** Task material follows **

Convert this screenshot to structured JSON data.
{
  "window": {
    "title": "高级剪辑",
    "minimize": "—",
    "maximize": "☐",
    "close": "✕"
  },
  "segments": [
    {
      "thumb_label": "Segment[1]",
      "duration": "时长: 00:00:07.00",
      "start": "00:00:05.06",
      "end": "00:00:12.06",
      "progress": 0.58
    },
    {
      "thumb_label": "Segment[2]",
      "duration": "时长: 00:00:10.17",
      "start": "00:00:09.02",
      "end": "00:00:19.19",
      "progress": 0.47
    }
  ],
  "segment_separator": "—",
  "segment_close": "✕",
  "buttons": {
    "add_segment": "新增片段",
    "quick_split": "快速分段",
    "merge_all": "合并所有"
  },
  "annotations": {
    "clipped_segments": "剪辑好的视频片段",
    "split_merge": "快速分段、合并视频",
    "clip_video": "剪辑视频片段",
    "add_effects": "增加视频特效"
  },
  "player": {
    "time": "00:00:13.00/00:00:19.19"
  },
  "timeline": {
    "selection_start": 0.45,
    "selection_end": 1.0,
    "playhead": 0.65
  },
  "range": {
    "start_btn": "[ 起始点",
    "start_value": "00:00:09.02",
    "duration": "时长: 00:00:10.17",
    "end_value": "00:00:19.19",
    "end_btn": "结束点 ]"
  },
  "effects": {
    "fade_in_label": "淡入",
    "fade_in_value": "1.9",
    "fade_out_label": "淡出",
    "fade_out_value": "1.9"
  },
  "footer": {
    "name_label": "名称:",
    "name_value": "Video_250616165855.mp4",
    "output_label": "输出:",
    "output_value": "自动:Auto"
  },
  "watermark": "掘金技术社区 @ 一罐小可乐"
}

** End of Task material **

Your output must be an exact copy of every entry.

Response area:
Convert this screenshot to structured JSON data.
{
  "window": {
    "title": "高级剪辑",
    "minimize": "—",
    "maximize": "☐",
    "close": "✕"
  },
  "segments": [
    {
      "thumb_label": "Segment[1]",
      "duration": "时长: 00:00:07.00",
      "start": "00:00:05.06",
      "end": "00:00:12.06",
      "progress": 0.58
    },
    {
      "thumb_label": "Segment[2]",
      "duration": "时长: 00:00:10.17",
      "start": "00:00:09.02",
      "end": "00:00:19.19",
      "progress": 0.47
    }
  ],
  "segment_separator": "—",
  "segment_close": "✕",
  "buttons": {
    "add_segment": "新增片段",
    "quick_split": "快速分段",
    "merge_all": "合并所有"
  },
  "annotations": {
    "clipped_segments": "剪辑好的视频片段",
    "split_merge": "快速分段、合并视频",
    "clip_video": "剪辑视频片段",
    "add_effects": "增加视频特效"
  },
  "player": {
    "time": "00:00:13.00/00:00:19.19"
  },
  "timeline": {
    "selection_start": 0.45,
    "selection_end": 1.0,
    "playhead": 0.65
  },
  "range": {
    "start_btn": "[ 起始点",
    "start_value": "00:00:09.02",
    "duration": "时长: 00:00:10.17",
    "end_value": "00:00:19.19",
    "end_btn": "结束点 ]"
  },
  "effects": {
    "fade_in_label": "淡入",
    "fade_in_value": "1.9",
    "fade_out_label": "淡出",
    "fade_out_value": "1.9"
  },
  "footer": {
    "name_label": "名称:",
    "name_value": "Video_250616165855.mp4",
    "output_label": "输出:",
    "output_value": "自动:Auto"
  },
  "watermark": "掘金技术社区 @ 一罐小可乐"
}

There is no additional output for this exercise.